Segment Start: Provided records

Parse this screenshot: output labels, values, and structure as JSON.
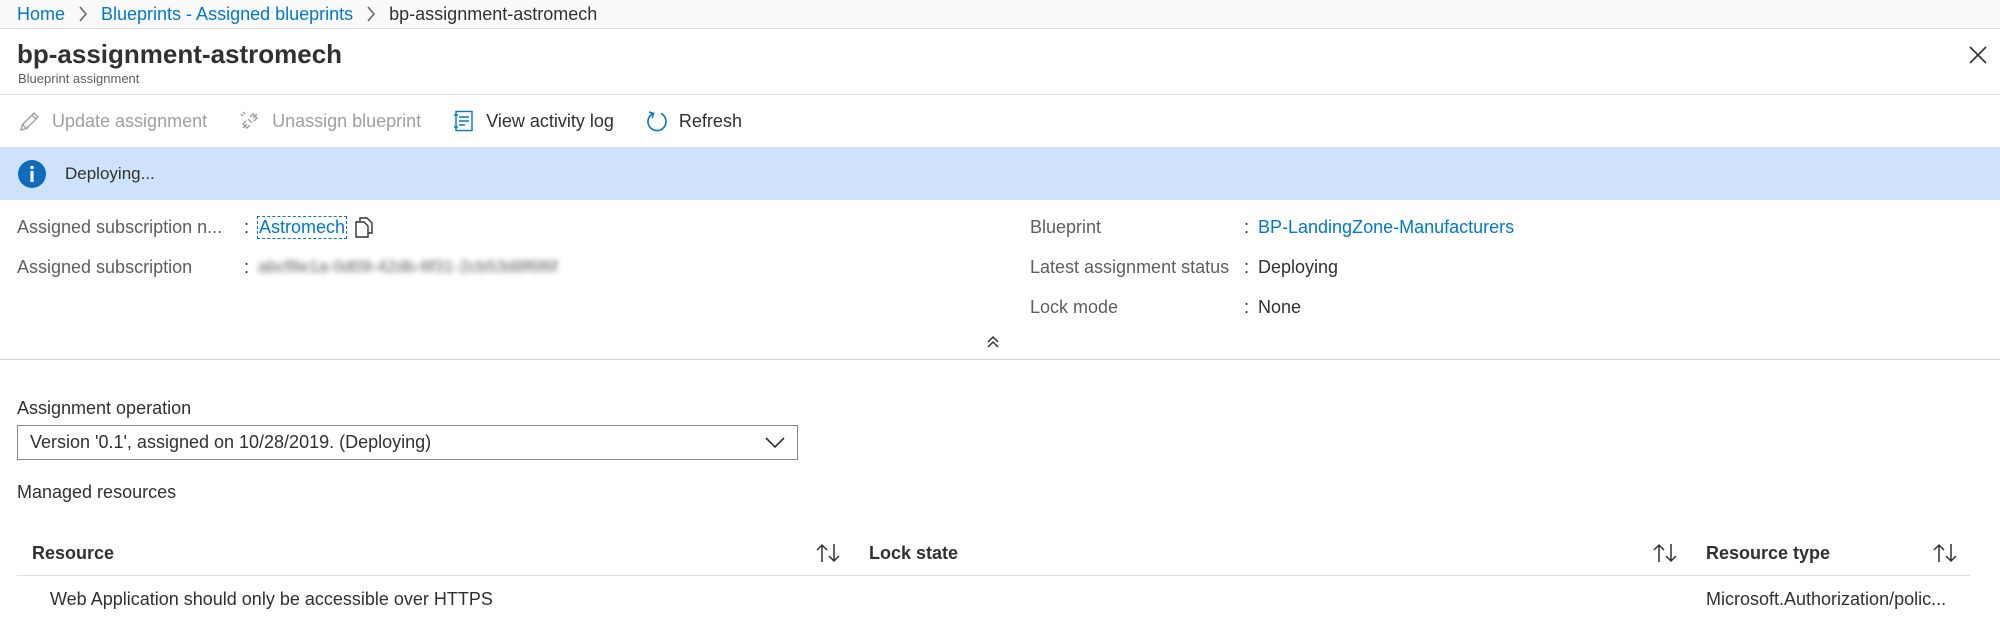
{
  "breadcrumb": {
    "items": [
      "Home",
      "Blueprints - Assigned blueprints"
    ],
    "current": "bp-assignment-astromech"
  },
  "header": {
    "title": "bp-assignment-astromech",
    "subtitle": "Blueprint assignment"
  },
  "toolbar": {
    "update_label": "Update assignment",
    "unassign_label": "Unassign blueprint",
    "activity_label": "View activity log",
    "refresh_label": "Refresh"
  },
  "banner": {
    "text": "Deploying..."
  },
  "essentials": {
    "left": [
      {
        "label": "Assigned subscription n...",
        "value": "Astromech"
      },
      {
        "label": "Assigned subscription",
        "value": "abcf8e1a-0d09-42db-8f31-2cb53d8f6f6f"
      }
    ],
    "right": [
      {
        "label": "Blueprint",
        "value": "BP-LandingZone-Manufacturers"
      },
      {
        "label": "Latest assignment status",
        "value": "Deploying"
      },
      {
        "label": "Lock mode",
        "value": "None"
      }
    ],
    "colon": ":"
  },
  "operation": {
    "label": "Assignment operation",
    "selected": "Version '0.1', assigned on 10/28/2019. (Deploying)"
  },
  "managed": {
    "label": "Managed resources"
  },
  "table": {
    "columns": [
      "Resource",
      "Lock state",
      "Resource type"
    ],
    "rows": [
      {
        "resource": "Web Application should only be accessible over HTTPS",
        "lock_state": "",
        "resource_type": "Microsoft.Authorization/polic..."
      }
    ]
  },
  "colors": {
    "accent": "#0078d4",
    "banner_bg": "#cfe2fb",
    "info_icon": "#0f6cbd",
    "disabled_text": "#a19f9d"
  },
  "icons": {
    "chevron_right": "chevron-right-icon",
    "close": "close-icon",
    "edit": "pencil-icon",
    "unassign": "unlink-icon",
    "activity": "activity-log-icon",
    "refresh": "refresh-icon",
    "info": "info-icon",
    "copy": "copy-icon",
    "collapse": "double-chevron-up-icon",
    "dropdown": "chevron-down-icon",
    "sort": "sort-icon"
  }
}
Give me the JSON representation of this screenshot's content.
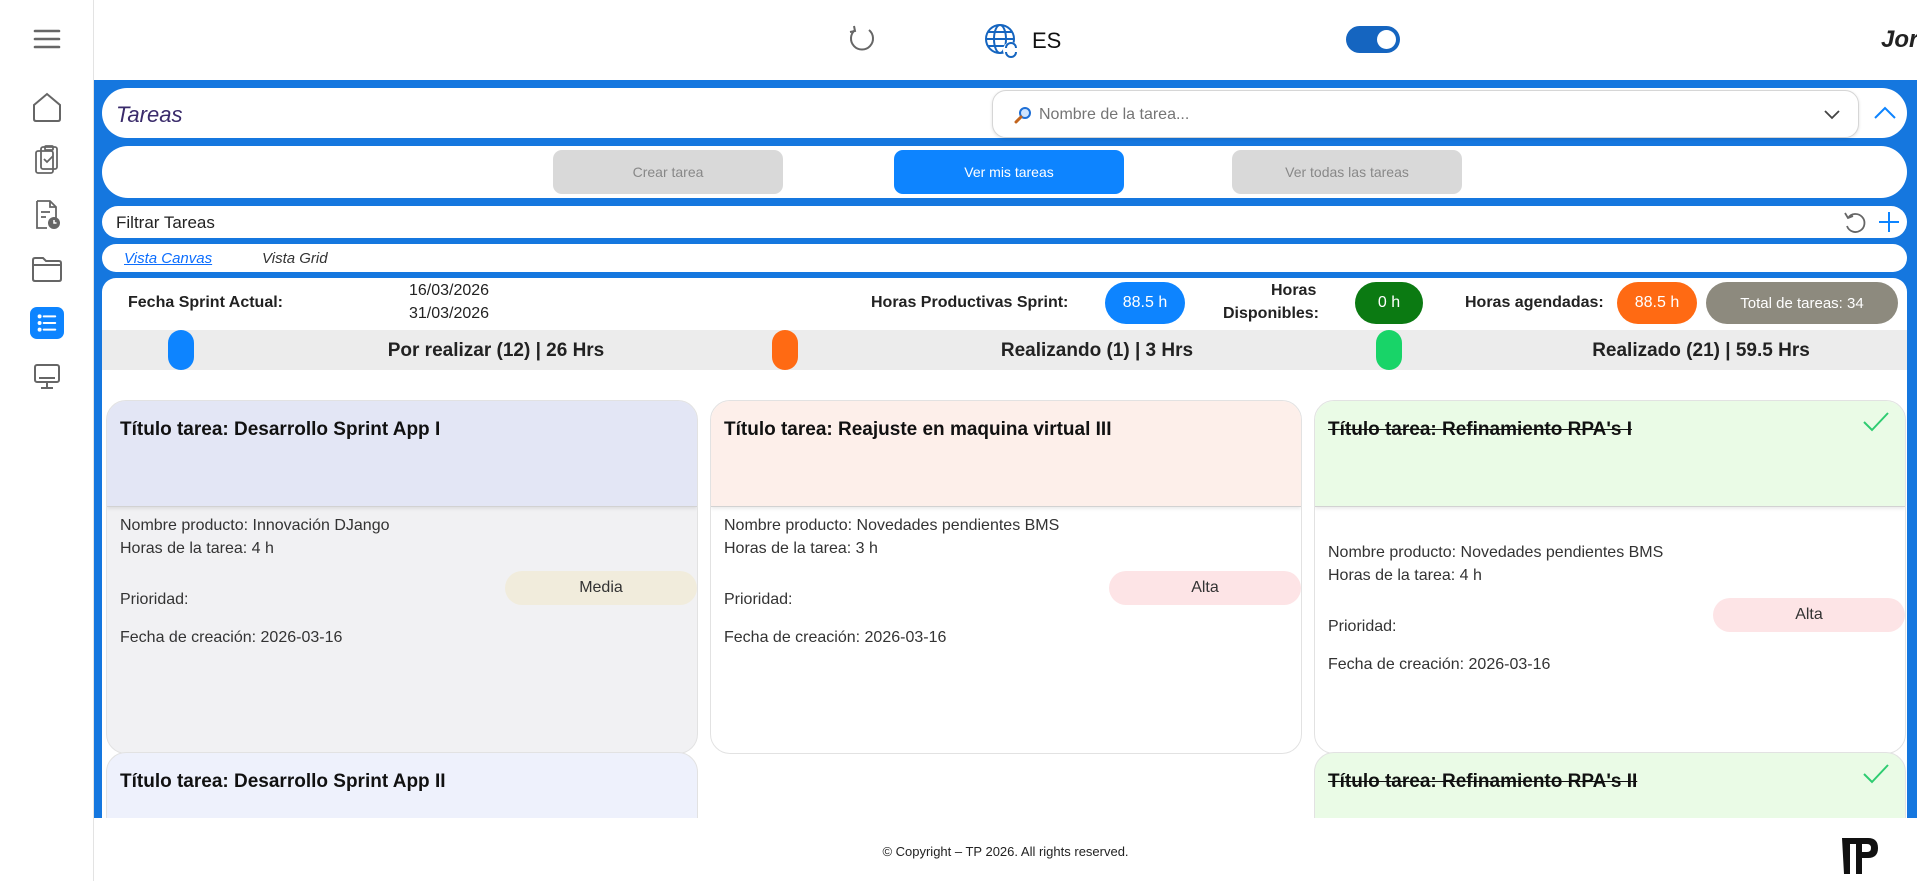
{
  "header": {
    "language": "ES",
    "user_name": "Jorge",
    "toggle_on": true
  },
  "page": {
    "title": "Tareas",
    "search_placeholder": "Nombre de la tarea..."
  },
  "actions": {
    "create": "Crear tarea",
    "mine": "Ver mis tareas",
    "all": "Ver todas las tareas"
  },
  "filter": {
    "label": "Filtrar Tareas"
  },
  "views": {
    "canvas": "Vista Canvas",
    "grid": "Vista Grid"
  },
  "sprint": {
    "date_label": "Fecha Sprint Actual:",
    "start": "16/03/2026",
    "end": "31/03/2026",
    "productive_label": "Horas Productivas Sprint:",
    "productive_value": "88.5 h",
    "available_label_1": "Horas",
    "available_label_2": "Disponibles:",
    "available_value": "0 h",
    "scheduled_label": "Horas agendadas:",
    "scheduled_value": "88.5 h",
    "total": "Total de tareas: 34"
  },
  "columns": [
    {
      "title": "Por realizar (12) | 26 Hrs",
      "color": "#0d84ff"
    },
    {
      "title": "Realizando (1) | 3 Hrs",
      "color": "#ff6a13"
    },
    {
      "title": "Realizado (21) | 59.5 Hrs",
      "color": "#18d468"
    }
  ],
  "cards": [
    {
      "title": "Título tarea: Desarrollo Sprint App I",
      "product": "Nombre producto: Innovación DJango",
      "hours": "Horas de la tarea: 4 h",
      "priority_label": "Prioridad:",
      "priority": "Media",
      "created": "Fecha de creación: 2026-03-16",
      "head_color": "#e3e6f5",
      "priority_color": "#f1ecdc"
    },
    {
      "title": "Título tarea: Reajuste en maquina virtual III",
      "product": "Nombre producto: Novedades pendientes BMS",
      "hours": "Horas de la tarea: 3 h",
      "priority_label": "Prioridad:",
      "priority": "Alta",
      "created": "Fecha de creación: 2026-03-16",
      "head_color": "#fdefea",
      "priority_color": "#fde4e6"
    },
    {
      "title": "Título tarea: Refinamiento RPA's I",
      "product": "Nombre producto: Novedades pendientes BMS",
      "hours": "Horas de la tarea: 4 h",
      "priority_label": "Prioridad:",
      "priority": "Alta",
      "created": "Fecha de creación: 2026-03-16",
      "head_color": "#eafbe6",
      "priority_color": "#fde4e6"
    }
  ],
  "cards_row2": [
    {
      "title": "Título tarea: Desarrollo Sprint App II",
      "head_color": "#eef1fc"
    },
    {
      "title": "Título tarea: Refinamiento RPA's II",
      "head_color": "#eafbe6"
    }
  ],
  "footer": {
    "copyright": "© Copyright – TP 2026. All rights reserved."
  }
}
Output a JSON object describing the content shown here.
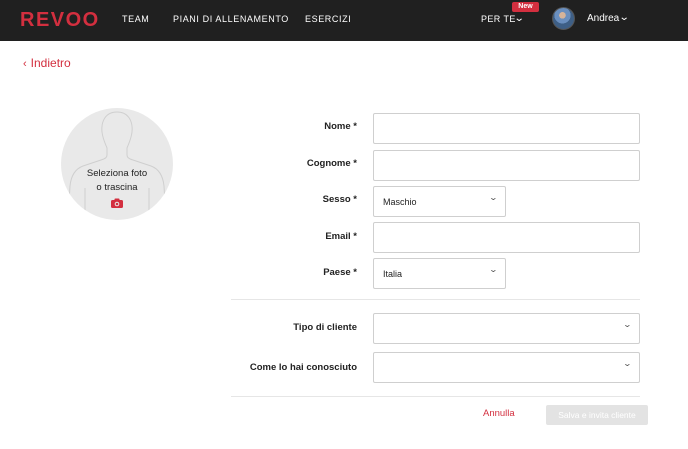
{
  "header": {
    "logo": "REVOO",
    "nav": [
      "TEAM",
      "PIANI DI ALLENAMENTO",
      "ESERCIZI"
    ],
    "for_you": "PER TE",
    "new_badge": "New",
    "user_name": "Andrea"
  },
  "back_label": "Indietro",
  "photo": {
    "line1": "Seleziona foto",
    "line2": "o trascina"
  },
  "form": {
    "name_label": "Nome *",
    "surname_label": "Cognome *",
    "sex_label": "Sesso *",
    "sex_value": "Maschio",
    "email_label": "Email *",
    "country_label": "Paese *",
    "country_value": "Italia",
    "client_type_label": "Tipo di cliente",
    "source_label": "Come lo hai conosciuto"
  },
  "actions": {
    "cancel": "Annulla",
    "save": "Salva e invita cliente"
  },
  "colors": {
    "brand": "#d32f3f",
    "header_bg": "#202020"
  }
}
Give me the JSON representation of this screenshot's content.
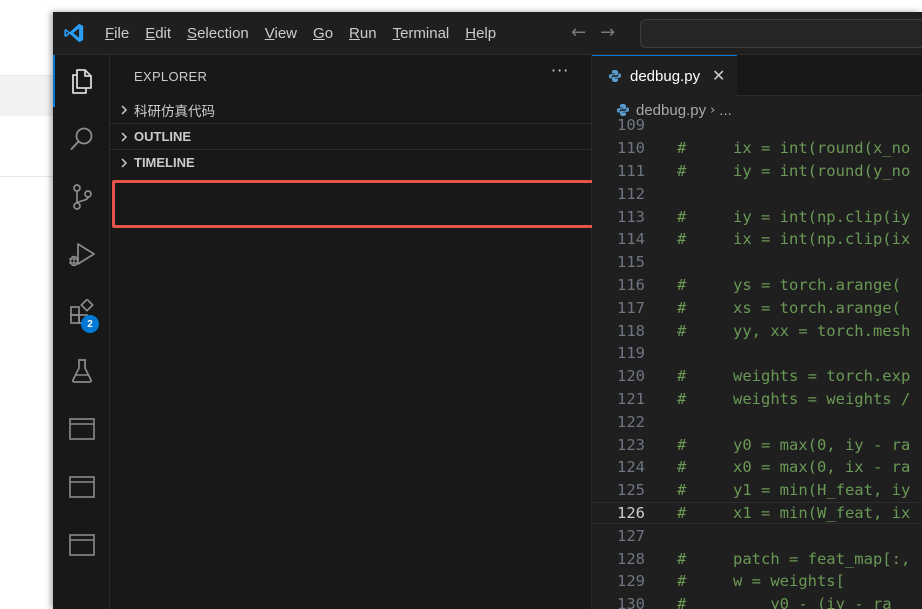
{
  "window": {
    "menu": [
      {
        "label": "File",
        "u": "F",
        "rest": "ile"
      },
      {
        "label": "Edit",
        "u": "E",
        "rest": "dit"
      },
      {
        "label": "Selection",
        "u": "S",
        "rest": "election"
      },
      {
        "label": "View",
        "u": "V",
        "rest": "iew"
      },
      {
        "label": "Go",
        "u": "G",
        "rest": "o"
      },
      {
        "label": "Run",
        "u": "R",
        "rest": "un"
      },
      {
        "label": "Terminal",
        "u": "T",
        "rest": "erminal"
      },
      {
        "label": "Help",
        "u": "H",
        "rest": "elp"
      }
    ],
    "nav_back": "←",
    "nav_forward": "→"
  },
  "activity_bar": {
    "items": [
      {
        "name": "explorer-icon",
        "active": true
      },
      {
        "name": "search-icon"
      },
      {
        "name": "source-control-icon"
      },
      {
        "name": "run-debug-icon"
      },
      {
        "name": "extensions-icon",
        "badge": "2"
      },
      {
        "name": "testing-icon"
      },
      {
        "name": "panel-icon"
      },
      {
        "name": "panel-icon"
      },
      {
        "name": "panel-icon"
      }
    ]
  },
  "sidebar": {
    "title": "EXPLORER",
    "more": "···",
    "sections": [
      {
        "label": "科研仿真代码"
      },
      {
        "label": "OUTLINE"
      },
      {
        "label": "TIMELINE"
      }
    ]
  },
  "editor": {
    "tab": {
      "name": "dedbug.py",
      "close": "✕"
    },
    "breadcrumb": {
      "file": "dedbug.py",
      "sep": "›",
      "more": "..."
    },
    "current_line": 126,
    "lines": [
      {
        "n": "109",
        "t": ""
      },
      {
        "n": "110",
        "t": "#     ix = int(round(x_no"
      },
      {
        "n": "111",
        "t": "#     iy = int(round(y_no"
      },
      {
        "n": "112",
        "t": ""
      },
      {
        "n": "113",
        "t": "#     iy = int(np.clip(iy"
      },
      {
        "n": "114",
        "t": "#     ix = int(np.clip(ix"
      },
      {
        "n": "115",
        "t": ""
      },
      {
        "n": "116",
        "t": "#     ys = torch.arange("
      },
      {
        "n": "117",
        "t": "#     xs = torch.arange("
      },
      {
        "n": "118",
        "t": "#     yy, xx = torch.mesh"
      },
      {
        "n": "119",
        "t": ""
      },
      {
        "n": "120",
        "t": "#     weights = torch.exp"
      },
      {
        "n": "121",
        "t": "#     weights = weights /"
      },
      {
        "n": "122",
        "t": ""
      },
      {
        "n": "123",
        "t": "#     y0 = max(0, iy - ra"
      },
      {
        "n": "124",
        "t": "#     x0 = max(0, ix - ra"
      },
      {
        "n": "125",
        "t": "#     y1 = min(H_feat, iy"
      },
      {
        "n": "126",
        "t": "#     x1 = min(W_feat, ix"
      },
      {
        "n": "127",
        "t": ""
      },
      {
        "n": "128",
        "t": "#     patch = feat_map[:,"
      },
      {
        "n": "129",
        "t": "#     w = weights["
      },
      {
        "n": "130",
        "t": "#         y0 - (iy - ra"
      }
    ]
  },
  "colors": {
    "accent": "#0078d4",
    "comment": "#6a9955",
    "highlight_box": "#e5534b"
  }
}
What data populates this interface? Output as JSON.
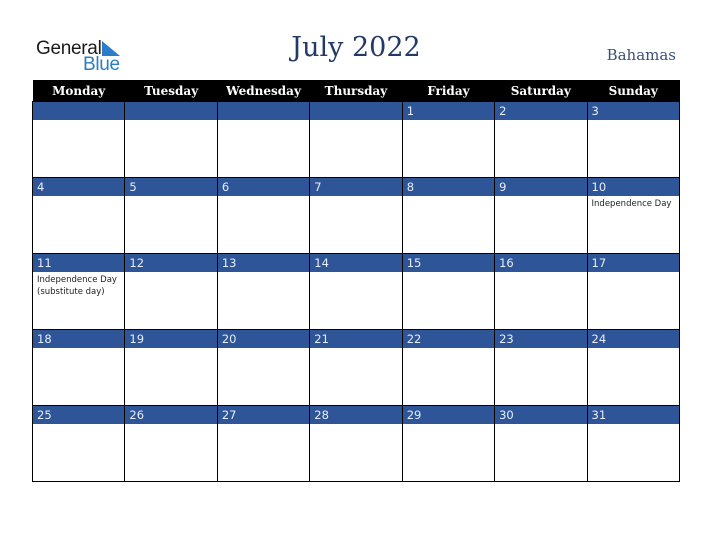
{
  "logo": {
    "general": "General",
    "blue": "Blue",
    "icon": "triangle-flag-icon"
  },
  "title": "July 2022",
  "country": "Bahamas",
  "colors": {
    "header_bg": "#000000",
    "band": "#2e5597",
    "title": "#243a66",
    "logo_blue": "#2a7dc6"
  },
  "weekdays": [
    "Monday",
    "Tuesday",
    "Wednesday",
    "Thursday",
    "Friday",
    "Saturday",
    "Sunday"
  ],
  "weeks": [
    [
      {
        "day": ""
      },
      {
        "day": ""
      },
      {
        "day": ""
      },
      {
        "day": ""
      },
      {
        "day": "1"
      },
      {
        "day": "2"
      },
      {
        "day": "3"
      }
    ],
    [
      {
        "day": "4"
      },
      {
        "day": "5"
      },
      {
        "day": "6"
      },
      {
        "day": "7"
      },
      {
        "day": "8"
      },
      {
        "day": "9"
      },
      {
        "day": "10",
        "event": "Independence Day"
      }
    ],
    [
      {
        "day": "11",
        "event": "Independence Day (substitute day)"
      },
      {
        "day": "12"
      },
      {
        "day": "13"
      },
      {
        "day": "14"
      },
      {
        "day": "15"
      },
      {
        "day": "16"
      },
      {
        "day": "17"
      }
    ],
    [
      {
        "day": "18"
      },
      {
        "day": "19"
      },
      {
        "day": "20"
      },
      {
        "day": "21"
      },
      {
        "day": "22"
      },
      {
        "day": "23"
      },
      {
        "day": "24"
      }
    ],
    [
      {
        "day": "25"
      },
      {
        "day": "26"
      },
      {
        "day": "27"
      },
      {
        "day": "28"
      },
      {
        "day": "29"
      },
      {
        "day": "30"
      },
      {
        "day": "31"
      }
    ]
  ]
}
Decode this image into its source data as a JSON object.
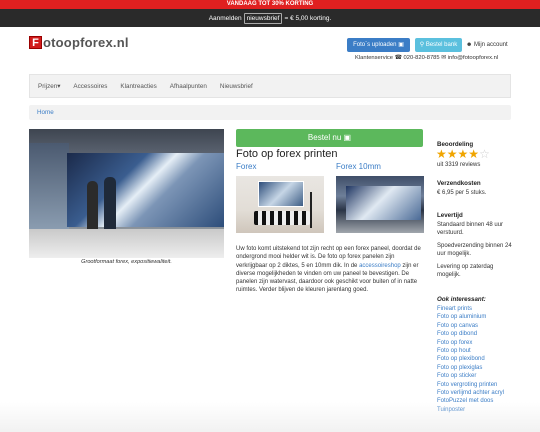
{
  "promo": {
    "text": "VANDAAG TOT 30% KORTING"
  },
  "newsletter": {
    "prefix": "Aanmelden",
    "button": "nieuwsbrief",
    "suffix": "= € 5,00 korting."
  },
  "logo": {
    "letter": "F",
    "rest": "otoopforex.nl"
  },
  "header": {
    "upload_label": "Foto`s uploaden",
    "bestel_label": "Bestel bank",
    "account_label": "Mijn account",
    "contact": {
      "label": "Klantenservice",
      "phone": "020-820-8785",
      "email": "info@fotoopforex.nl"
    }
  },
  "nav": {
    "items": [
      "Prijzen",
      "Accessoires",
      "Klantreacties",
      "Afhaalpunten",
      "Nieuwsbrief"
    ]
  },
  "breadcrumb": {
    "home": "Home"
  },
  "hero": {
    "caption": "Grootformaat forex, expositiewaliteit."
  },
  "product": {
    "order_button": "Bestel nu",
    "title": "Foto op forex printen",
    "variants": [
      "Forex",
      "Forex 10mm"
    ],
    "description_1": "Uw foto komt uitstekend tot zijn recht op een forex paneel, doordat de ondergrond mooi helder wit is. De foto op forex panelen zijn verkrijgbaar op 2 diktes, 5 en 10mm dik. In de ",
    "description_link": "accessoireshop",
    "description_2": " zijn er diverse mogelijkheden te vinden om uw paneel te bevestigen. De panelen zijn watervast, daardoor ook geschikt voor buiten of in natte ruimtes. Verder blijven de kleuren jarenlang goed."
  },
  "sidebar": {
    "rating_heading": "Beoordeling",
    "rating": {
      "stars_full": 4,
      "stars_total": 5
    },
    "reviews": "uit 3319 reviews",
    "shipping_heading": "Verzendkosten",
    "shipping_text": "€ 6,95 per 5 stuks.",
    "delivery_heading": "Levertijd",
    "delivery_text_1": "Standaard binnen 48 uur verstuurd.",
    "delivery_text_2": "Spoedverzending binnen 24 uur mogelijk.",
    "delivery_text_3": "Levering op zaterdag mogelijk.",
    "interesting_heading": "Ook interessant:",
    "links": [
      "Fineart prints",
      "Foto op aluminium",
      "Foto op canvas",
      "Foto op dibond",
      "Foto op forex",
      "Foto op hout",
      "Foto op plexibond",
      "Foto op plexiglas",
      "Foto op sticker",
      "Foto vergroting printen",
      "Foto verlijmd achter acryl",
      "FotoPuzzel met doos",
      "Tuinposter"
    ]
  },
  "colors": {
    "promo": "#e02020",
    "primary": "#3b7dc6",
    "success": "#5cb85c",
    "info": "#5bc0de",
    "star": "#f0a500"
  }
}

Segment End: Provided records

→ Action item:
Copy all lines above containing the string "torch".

→ Completed task:
        "t": "#     ys = torch.arange("
        "t": "#     xs = torch.arange("
        "t": "#     yy, xx = torch.mesh"
        "t": "#     weights = torch.exp"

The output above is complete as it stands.